“For 96 years, Chi Epsilon has recognized the top students in civil engineering and related fields, and promoted service and professionalism by its members,” Wolff explained. “Members are elected primarily as students, but are members for life. Our students at this year’s conclave defined a new vision of ‘fostering excellence, connectivity, and engagement among those in the civil engineering community to improve our world.’ I am honored and humbled to be chosen to lead this endeavor,” he added. 

Wolff became a member of Chi Epsilon at the University of Missouri-Rolla (now Missouri S&T) in 1969, and served as faculty advisor at Michigan State from 1987 to 1998. He was elevated to Chapter Honor Member at MSU in 1991. 

He has served the national organization in several leadership roles including Great Lakes District Councillor since 2010, national marshal from 2010-12, and vice president from 2012-16, prior to becoming president of the national honor society. 

At MSU, Wolff spent 17 years as associate dean for undergraduate studies in the College of Engineering and currently serves as interim chair of the Department of Civil and Environmental Engineering. 

Chi Epsilon was founded in 1922 at the University of Illinois to foster the development of character and technical ability among civil engineers. Its four pillars are scholarship, character, practicality, and sociability. Nationwide, Chi Epsilon has 131 active chapters and 118,973 members. Its headquarters are in Arlington, Texas. 

The MSU chapter of Chi Epsilon was founded in 1951 and has elected more than 1,600 members.
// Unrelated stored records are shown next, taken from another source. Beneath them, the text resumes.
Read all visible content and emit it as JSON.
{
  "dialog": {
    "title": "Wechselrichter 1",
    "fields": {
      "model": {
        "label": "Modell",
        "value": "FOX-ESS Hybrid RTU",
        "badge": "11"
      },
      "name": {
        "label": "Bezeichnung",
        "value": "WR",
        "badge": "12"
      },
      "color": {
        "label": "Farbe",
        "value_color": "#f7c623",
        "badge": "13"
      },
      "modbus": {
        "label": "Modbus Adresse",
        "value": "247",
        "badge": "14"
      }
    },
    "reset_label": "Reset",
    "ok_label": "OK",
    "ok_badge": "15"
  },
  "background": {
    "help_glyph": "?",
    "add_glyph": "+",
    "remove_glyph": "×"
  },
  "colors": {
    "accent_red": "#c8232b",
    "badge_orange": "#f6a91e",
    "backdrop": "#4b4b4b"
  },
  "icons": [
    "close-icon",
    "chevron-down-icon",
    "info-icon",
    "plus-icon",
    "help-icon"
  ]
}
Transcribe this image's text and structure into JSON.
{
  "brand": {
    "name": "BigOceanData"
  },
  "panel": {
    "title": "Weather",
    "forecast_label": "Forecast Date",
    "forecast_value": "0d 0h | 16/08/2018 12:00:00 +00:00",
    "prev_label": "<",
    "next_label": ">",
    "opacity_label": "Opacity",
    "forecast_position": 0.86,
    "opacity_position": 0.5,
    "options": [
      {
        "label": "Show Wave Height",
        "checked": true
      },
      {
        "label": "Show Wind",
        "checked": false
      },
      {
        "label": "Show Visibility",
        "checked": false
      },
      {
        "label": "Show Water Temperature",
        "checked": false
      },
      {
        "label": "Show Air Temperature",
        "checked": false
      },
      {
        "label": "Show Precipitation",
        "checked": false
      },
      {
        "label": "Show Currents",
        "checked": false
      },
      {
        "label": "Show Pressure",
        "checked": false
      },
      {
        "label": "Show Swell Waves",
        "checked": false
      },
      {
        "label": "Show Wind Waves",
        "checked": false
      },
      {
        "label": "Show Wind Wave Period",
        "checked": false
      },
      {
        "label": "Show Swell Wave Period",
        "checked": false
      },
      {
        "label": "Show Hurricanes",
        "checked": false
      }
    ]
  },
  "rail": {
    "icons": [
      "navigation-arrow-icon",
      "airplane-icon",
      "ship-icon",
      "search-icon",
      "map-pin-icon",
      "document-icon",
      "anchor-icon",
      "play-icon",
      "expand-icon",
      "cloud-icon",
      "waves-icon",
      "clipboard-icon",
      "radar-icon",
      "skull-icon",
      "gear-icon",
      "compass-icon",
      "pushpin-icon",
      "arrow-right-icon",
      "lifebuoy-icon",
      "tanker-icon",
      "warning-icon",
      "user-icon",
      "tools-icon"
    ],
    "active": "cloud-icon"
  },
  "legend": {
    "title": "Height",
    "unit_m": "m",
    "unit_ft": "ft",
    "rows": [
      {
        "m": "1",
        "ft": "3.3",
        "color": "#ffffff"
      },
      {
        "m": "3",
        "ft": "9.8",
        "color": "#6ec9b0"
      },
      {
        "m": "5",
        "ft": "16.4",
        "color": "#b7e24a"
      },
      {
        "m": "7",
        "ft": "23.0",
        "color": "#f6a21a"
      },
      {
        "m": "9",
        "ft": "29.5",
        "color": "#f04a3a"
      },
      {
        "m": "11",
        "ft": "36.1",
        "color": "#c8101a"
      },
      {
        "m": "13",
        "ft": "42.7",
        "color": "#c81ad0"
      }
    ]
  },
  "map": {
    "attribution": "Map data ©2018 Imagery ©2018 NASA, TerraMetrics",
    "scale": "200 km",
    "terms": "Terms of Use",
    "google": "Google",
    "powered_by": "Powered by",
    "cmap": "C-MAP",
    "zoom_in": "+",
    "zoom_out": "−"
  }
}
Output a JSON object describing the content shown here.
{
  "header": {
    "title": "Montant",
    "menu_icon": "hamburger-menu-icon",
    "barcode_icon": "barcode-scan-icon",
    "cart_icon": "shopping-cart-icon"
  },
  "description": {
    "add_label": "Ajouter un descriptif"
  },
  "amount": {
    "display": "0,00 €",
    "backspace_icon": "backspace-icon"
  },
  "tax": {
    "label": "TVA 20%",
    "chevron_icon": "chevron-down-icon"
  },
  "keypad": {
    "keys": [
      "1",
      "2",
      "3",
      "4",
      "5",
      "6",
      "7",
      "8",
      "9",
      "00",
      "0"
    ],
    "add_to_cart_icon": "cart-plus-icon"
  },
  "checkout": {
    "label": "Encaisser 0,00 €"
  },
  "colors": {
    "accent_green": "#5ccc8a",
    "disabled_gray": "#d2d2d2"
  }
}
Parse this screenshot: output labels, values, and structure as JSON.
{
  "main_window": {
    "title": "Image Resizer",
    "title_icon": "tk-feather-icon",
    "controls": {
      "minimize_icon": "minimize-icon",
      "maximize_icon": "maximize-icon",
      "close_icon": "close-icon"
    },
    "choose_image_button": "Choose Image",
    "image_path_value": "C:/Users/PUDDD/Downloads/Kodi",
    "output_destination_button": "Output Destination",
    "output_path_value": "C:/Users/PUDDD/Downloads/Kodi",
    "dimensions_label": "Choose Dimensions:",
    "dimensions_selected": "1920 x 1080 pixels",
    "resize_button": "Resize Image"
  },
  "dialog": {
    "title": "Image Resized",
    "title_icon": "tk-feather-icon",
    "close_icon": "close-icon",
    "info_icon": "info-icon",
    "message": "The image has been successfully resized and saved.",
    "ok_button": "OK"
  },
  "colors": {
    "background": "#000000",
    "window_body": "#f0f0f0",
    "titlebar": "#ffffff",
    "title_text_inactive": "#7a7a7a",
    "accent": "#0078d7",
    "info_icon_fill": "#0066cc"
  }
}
Thomas F. Wolff spent 17 years as associate dean for undergraduate studies in the MSU College of Engineering and is currently serving as the interim chair of the Department of Civil and Environmental Engineering at Michigan State.